My dad is a pretty cool guy. He is also what I would call a radical devout christian. He loves him some Jesus. But there is one problem. He doesn’t like any Christian rock bands. I guess it’s hard to dig Christian rock when one has already heard Led Zeppelin. Dad cannot deny that the Almighty’s rock bands do not compare to his favorites: Neil Young, Black Sabbath, Steely Dan, Pink Floyd and Zep. He has a bunch of friends who got all excited when Dad told them his dilemma. They were going to show him the light and started bombarding him with Christian music. At first he would come home all excited with a new tape or CD given to him. But after popping it in, he would realize: “it’s crap.” After a while, Dad conceded that Satan had the better music (although he fervently believes that one day Christ will take back the music mantle that Satan took with him to hell and then Christians will truly ‘rock’). But Dad, don’t give up hope just yet! Cos when this nonet’s 3 minutes into “Storm: Lift Yr. Skinny Fists, Like Antennas to Heaven” it is so rapturous and magnificent it must come from heaven. Usually GSYBE albums just convey hell, indignation, grief, anguish and Armageddon, but like any good Christian album LYSFLATH’s last track, “Antennas to Heaven,” chronicles Jesus’ victory over Satan. With that realization GSYBE have added another emotion to their musical palette: joy. Talk about goose bumps. – Pthestudp
2. Bohren & Der Club of Gore – Sunset Mission
Another made up genre exclusively for this list: doom noir-jazz. Seriously, I feel like someone is standing behind me holding a knife while I listen to this. Or maybe I am in a lounge cantina on Mos Eisley and Jabba the Hut just walked in (slithered?). Or I could be driving down the autobahn (the band is German), chain smoking cigarettes, pondering how I am going to get away with the murder I have just committed?
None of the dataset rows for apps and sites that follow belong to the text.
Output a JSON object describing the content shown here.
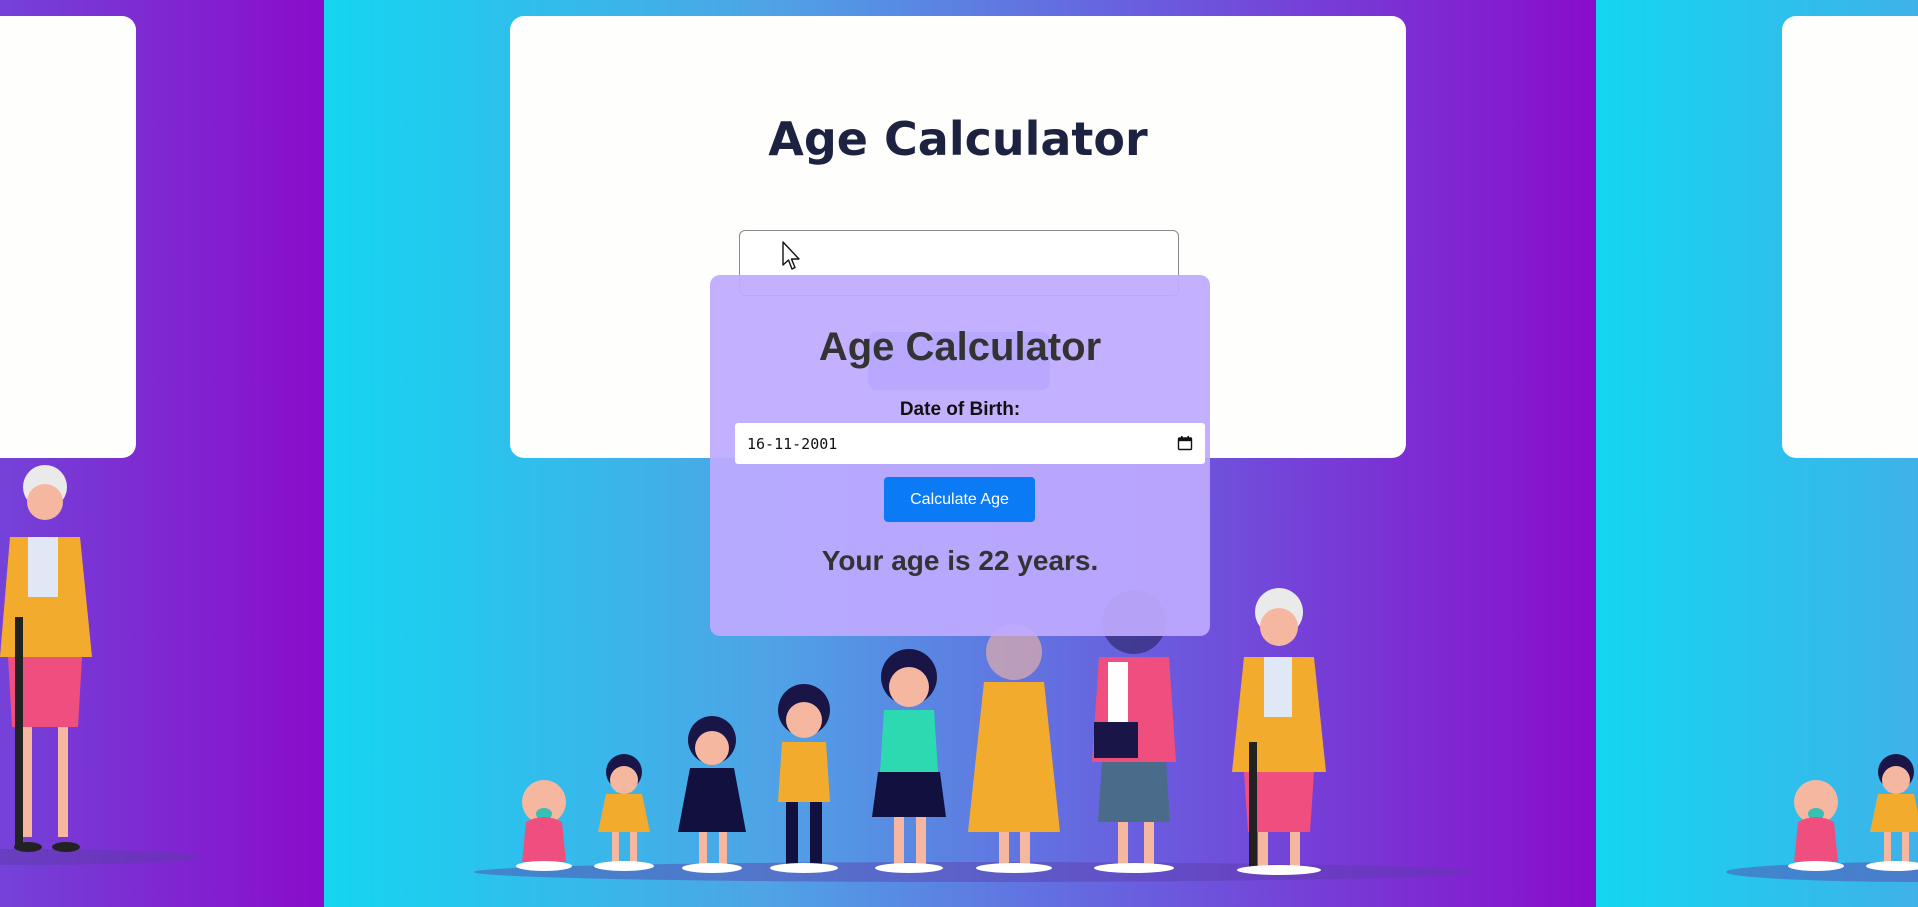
{
  "background": {
    "title": "Age Calculator",
    "colors": {
      "gradient_start": "#14d6f1",
      "gradient_end": "#8a0ccb",
      "card": "#fefefc"
    }
  },
  "modal": {
    "title": "Age Calculator",
    "dob_label": "Date of Birth:",
    "dob_value": "16-11-2001",
    "calculate_button": "Calculate Age",
    "result_text": "Your age is 22 years.",
    "calendar_icon": "calendar-icon",
    "colors": {
      "panel": "#bea9ff",
      "button": "#0b7bf5"
    }
  },
  "cursor": {
    "icon": "mouse-pointer-icon"
  }
}
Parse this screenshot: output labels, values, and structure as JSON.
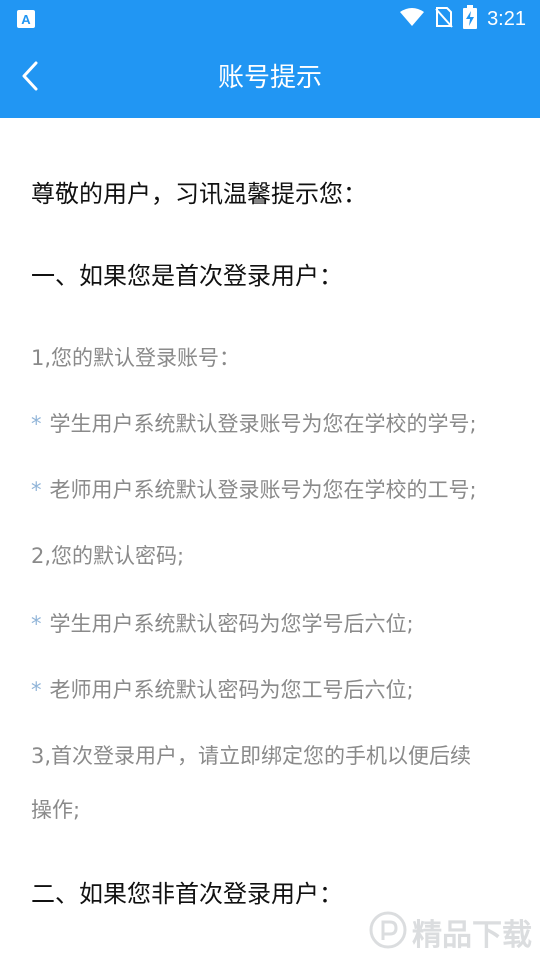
{
  "status_bar": {
    "time": "3:21",
    "icons": [
      "app-notification-icon",
      "wifi-icon",
      "no-sim-icon",
      "battery-charging-icon"
    ]
  },
  "app_bar": {
    "title": "账号提示",
    "back_icon": "chevron-left-icon"
  },
  "content": {
    "greeting": "尊敬的用户，习讯温馨提示您：",
    "section1_title": "一、如果您是首次登录用户：",
    "item1": "1,您的默认登录账号：",
    "item1_b1": "学生用户系统默认登录账号为您在学校的学号;",
    "item1_b2": "老师用户系统默认登录账号为您在学校的工号;",
    "item2": "2,您的默认密码;",
    "item2_b1": "学生用户系统默认密码为您学号后六位;",
    "item2_b2": "老师用户系统默认密码为您工号后六位;",
    "item3_line1": "3,首次登录用户，请立即绑定您的手机以便后续",
    "item3_line2": "操作;",
    "section2_title": "二、如果您非首次登录用户：",
    "bullet_char": "*"
  },
  "watermark": {
    "text": "精品下载"
  },
  "colors": {
    "primary": "#2196F3",
    "heading_text": "#111111",
    "body_text": "#8a8a8a",
    "bullet": "#90b4d8"
  }
}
No one know whilst this record spins. If you love jazz, doom, or midnight, check it out. – Pthestudp
Bohren & Der Club of Gore bitch slapped everyone who said one had to look to the 60’s to find the last good jazz. Even though most of the people who said that would still think that after hearing this, BDWPS.com readers will know better. – Dr. Anonymous
1. Modest Mouse – The Moon & Antarctica
This really came out of nowhere. And yet, I didn’t appreciate it at the time. I liked it, but my 2000 self really didn’t comprehend just how good this album is; it would take a long long time. M&A was Modest Mouse’s major label debut and they made the most of it. Isaac Brock sings about unearthly places and ideas: places I have never been and cannot comprehend; ideas I cannot grasp. But for the first time the music is really ambitious enough to soundtrack his visions. The music comes to us from bad motel, but where is this motel? The 3rd planet? The dark center of the universe? A frozen over version of hell? The stars? An endless ocean/endless desert? Antarctica? The moon? Brock gives a lot to ponder, but offers no easy answers. I think Brock actually knows how the world began, how it will end and what happens when you die. He knows the secrets of the universe, what the meaning of life is and the location of hell. To find them one only needs to listen to this album. But I’ll warn you right now, if one enters The Moon & Antarctica they are going to get mind-raped, and might not escape with their sanity and may not end up knowing where they came out at. – Pthestudp
4 There are almost no reviews of this album on the web, even on music sites I respect.